- _What to work on_:
Copy out the lines of the listing from the one containing "Output a JSON" onward, through the last, without altering any.

- _Given records_:
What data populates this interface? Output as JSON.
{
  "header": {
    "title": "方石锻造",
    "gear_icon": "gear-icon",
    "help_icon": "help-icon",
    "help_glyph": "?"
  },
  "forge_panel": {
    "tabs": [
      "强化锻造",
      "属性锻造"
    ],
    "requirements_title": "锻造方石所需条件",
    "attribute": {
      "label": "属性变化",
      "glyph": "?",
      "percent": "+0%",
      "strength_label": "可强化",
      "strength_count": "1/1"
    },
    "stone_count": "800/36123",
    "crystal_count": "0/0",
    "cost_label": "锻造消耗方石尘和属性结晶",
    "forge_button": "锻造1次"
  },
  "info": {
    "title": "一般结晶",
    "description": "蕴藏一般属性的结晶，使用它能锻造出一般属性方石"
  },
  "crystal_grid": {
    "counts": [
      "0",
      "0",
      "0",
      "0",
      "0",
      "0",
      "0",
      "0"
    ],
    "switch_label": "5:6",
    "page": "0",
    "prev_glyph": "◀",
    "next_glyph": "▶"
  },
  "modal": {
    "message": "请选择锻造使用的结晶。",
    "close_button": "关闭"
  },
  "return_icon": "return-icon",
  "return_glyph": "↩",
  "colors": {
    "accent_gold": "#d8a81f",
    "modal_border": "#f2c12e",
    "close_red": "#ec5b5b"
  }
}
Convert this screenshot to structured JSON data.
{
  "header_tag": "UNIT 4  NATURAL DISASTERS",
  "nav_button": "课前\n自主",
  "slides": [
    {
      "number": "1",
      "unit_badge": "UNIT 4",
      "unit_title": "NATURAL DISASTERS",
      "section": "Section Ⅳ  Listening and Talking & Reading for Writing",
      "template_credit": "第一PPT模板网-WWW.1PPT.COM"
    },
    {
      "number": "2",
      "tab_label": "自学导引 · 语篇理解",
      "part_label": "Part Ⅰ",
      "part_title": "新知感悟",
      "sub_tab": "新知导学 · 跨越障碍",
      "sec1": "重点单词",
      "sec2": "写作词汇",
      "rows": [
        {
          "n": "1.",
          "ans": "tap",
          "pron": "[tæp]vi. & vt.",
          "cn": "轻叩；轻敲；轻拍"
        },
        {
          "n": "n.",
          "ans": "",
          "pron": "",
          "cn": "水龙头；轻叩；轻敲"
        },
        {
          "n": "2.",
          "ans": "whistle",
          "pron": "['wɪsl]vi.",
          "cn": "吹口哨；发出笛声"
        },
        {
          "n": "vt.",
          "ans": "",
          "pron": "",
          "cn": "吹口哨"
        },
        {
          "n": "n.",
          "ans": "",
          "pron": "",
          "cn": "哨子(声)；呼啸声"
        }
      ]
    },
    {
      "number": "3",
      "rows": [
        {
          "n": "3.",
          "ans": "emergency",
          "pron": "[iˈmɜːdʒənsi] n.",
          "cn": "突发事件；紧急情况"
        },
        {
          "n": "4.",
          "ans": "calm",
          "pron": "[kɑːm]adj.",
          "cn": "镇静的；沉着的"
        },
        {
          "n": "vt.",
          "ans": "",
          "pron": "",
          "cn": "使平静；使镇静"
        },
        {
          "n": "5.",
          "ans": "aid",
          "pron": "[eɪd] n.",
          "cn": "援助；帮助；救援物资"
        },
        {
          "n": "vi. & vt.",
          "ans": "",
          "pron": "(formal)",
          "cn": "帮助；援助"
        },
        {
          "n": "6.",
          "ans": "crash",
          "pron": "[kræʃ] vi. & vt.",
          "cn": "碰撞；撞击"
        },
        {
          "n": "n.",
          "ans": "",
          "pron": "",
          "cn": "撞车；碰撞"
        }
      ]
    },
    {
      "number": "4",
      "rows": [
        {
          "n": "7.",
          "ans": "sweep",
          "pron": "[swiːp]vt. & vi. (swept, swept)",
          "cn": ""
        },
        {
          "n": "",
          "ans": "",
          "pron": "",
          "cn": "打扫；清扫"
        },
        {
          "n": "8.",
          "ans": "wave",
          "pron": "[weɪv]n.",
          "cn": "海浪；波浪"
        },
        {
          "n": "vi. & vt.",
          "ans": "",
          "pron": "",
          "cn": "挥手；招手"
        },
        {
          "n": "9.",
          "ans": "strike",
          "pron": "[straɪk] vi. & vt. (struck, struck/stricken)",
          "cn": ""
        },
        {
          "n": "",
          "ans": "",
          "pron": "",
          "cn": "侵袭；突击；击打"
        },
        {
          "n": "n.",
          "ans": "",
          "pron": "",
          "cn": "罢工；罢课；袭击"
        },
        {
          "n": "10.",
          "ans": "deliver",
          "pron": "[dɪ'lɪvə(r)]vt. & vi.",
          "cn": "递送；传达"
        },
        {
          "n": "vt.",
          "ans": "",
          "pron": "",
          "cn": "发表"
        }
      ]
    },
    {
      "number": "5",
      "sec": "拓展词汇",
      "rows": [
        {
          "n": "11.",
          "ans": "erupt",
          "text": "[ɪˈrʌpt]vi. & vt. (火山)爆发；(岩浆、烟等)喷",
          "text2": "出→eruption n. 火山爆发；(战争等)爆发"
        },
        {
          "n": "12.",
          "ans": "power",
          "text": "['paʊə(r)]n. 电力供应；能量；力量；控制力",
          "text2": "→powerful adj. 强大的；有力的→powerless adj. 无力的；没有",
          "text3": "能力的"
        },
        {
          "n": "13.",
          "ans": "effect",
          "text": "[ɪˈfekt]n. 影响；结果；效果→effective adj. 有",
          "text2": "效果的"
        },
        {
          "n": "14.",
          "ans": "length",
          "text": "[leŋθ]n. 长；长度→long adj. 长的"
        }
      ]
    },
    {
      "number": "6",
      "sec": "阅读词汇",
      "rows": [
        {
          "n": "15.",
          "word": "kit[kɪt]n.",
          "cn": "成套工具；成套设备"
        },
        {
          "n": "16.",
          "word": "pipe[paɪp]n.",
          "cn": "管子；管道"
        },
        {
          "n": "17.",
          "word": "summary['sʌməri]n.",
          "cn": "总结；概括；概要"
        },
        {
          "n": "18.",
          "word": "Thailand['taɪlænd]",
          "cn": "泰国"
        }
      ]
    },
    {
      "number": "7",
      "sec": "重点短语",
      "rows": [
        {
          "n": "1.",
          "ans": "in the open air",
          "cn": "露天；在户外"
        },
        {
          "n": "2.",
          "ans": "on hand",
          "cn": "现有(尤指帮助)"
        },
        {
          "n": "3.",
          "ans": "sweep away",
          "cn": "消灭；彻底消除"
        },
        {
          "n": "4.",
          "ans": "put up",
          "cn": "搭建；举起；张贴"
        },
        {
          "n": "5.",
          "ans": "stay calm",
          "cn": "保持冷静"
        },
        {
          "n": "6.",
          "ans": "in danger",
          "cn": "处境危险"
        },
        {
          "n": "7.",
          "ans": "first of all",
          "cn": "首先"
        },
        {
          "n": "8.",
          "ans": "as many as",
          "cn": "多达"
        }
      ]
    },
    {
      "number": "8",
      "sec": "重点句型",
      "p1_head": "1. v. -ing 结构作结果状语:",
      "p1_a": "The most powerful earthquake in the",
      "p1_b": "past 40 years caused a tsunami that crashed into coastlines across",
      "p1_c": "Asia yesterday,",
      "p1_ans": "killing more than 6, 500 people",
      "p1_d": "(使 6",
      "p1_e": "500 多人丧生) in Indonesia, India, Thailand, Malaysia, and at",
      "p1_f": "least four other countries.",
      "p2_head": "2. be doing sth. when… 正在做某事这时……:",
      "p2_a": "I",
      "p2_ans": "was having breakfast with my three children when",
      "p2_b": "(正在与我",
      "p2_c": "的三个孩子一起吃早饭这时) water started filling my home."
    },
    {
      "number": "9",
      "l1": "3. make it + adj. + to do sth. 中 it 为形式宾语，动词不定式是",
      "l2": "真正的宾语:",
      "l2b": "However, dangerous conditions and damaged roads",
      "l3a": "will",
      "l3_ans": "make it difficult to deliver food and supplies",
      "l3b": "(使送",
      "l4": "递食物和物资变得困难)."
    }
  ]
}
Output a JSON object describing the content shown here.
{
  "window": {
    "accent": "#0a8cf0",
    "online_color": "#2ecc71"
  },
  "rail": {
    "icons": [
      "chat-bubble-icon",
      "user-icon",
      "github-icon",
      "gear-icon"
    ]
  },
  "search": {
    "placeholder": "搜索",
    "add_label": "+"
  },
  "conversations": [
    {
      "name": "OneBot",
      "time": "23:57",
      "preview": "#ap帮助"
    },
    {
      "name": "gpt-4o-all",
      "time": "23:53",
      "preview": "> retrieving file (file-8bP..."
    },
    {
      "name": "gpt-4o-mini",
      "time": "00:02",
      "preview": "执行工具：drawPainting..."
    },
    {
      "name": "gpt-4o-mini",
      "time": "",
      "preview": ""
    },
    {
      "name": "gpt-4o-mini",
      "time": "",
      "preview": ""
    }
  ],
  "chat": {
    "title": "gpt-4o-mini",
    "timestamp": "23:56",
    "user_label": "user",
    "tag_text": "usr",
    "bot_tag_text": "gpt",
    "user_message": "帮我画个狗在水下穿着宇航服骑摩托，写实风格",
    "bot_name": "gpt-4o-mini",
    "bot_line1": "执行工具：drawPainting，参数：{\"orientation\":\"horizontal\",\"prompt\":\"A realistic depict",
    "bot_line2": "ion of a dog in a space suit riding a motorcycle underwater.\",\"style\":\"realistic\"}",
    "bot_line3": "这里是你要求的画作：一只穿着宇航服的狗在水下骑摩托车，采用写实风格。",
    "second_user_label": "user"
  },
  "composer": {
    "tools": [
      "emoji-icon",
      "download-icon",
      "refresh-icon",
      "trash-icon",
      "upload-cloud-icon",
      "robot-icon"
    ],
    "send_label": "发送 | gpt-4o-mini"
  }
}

- _Output of the exercise_:
Output a JSON object describing the content shown here.
{
  "window": {
    "accent": "#0a8cf0",
    "online_color": "#2ecc71"
  },
  "rail": {
    "icons": [
      "chat-bubble-icon",
      "user-icon",
      "github-icon",
      "gear-icon"
    ]
  },
  "search": {
    "placeholder": "搜索",
    "add_label": "+"
  },
  "conversations": [
    {
      "name": "OneBot",
      "time": "23:57",
      "preview": "#ap帮助"
    },
    {
      "name": "gpt-4o-all",
      "time": "23:53",
      "preview": "> retrieving file (file-8bP..."
    },
    {
      "name": "gpt-4o-mini",
      "time": "00:02",
      "preview": "执行工具：drawPainting..."
    },
    {
      "name": "gpt-4o-mini",
      "time": "",
      "preview": ""
    },
    {
      "name": "gpt-4o-mini",
      "time": "",
      "preview": ""
    }
  ],
  "chat": {
    "title": "gpt-4o-mini",
    "timestamp": "23:56",
    "user_label": "user",
    "tag_text": "usr",
    "bot_tag_text": "gpt",
    "user_message": "帮我画个狗在水下穿着宇航服骑摩托，写实风格",
    "bot_name": "gpt-4o-mini",
    "bot_line1": "执行工具：drawPainting，参数：{\"orientation\":\"horizontal\",\"prompt\":\"A realistic depict",
    "bot_line2": "ion of a dog in a space suit riding a motorcycle underwater.\",\"style\":\"realistic\"}",
    "bot_line3": "这里是你要求的画作：一只穿着宇航服的狗在水下骑摩托车，采用写实风格。",
    "second_user_label": "user"
  },
  "composer": {
    "tools": [
      "emoji-icon",
      "download-icon",
      "refresh-icon",
      "trash-icon",
      "upload-cloud-icon",
      "robot-icon"
    ],
    "send_label": "发送 | gpt-4o-mini"
  }
}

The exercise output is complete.